I'll add that \->V2 returns a 2-element vector if flag -19 is clear, or a complex number if flag -19 is set.

Also, V\-> can be used to convert a complex number to a pair of real numbers, respecting the coordinate system and angular modes, regardless of the state of flag -19, as well as for converting a vector to reals.

Note that since vectors and complex numbers are always stored using rectangular coordinates, approximations due to rounding may apply when converting to or from polar coordinates, including when editing a complex number or vector when in polar mode. For example:

[ 1. 1. ] DEG CYLIN displays [ 1.41421356237 \<)45. ], and V\-> on that returns 1.41421356237 and 45., and \->V2 on those returns [ 1.41421356237 \<)45. ], but now RECT displays [ .999999999998 .999999999998 ] instead of the original vector.

Another example:

Enter [ 1. 1. ] DEG CYLIN to display [ 1.41421356237 \<)45. ], then execute EDIT to put [ 1.41421356237 \<)45. ] in the command line, then press ENTER to put it back on the stack, and RECT will show it as [ .999999999998 .999999999998 ] instead of the original vector.

The second example also applies to ASCII (Text) mode transfers from and back to the calculator.

Regards,
James

Edited: 8 Aug 2007, 11:13 p.m.
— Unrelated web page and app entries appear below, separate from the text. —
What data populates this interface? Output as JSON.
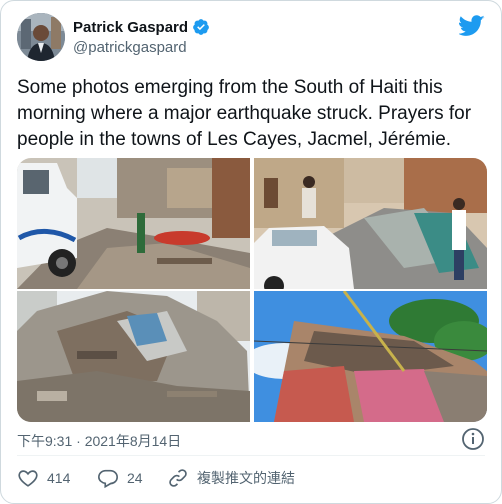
{
  "author": {
    "display_name": "Patrick Gaspard",
    "handle": "@patrickgaspard",
    "verified": true
  },
  "tweet": {
    "text": "Some photos emerging from the South of Haiti this morning where a major earthquake struck. Prayers for people in the towns of Les Cayes, Jacmel, Jérémie.",
    "timestamp": "下午9:31 · 2021年8月14日"
  },
  "actions": {
    "likes": "414",
    "replies": "24",
    "copy_link_label": "複製推文的連結"
  },
  "colors": {
    "brand": "#1d9bf0",
    "text": "#0f1419",
    "muted": "#536471"
  },
  "icons": {
    "logo": "twitter-bird-icon",
    "verified": "verified-badge-icon",
    "info": "info-icon",
    "like": "heart-icon",
    "reply": "reply-icon",
    "link": "link-icon"
  }
}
Possibly Related Threads...
Thread Author Replies Views Last Post
  NoV-64: The Incredible Shrinking HEPAX RAM Les Wright 31 979 05-27-2012, 08:48 AM
Last Post: M. Joury
  Matrix functions on the WP 34s Build 1685: in a word "incredible" Gene Wright 78 1,465 10-06-2011, 09:16 AM
Last Post: Crawl
  OT: New incredible shuttle video for space (and LED) nerds Egan Ford 3 190 12-13-2010, 09:21 PM
Last Post: Dan W

Forum Jump: